(d) This completely contradicts a statement the authors of the current manuscript have introduced in this round of reviews in terms of their attempting to caution the use of the term RM:
“a broad term that favors basic accuracy of measurement over determination of specific compounds”
How can this favour “accuracy of measurement” if attempts at field measurements at typical concentrations encountered in the environment are at or below detection (not quantification) limits. There is no confidence in such results.
As such these concerns do still need to be addressed for this sampling method.
R2 Other comments of this latest version:
Lines 39-40: This “cautionary” description of RM that was suggested by me previously is inadequate as decribed above. This research group attempts to use this same sorbent material to determine specific compounds of GOM in previous work (Huang et al. 2017). Thus, by making this statement here they are saying the results from this previous work are not accurate measurements.
Line 95: Once again here the authors should include a reference to the Marusczak et al. 2017 that describes how adding the zero flushes from GOM analysis to the actual GOM concentrations increases the derived concentrations to agree more closely with alternative measurement techniques and some modelled values. This was paper was specifically mentioned in the previous round of comments to be added to the literature review to balance impartiality but this comment was ignored.

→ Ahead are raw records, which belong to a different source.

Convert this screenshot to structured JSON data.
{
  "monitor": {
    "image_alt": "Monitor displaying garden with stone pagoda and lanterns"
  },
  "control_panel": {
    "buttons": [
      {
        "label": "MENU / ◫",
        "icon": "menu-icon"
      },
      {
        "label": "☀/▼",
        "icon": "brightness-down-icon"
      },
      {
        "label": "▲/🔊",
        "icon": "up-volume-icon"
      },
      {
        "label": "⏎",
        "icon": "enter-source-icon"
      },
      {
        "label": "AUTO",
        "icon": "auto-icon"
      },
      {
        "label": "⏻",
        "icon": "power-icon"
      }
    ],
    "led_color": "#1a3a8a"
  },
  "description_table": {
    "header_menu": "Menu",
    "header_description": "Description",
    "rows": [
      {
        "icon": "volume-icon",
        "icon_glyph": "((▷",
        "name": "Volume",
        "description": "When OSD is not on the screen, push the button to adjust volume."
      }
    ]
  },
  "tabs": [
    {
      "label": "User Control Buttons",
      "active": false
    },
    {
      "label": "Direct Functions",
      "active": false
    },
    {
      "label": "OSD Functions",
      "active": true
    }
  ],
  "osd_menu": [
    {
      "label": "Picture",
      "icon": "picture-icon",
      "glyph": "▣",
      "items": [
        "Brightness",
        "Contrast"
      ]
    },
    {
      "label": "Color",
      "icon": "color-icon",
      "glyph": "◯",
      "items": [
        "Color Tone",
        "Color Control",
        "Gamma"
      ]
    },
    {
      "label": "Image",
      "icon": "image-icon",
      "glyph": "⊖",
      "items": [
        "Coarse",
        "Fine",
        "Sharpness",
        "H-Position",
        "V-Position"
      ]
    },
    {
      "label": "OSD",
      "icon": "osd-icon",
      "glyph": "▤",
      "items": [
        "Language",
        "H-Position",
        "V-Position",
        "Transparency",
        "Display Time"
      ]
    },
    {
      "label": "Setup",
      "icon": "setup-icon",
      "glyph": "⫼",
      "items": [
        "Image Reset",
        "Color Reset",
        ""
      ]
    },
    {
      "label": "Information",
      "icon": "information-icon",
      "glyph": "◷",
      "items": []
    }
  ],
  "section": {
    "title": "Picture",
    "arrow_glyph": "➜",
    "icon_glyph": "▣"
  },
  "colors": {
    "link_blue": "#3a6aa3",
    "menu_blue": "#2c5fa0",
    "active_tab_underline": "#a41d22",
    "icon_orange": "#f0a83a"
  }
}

Lines 128-131: Can the authors please reference where exactly in the Gustin et al. 2015 paper is the mention of PTFE/PFA producing zero sorption of GEM. Personally, I could not find this specific point within the reference.
Lines 220-222: Yes, the uptake was linear if the first filter was not included. But when the first filter is included it is exponential. Why? As yet this has not been addressed by the authors anywhere.
Line 232: Approximate not approximately.
Lines 236-237: “but it should be noted that the performance of the CEM filters at low concentrations could be slightly different"
This should be changed to:
“but it should be noted that these concentrations are 50-1000x above typical background concentrations and the performance of the CEM filters at low concentrations could be slightly different”
As was previously suggested.
Lines 263-266: Caution needed here. You would never use such a system that has been used in contaminated environments for background work. Even a small memory of the Hg would overwhelm the background signal. Lines would need to be discarded or thoroughly acid cleaned for background work. Please make a cautionary note on this here. A comment was made about this in the previous revisions, but ignored.
Lines 284-285: Oagain I ask is "photochemistry driven by room fluorescent
285 lighting." a process reported in the literature? If so please reference, if not this is just pure speculation.
Lines 340-343: Again, why speculate when this could have easily been determined by repeating the experiments at higher pyrolyzer temperatures?
Choi, H. D., Huang, J., Mondal, S., & Holsen, T. M. (2013). Variation in concentrations of three mercury (Hg) forms at a rural and a suburban site in New York State. Science of the Total Environment, 448, 96-106.
Huang, J., Miller, M. B., Edgerton, E., & Sexauer Gustin, M. (2017). Deciphering potential chemical compounds of gaseous oxidized mercury in Florida, USA. Atmospheric Chemistry and Physics, 17(3), 1689-1698.
Huang, J., Liu, C. K., Huang, C. S., & Fang, G. C. (2012). Atmospheric mercury pollution at an urban site in central Taiwan: Mercury emission sources at ground level. Chemosphere, 87(5), 579-585.
Lyman, S. N., & Gustin, M. S. (2009). Determinants of atmospheric mercury concentrations in Reno, Nevada, USA. Science of the total environment, 408(2), 431-438.
Marusczak, N., Sonke, J. E., Fu, X. and Jiskra, M. (2017). Tropospheric GOM at the Pic du Midi Observatory—Correcting Bias in Denuder Based Observations. Environmental Science & Technology 51 (2), 863-869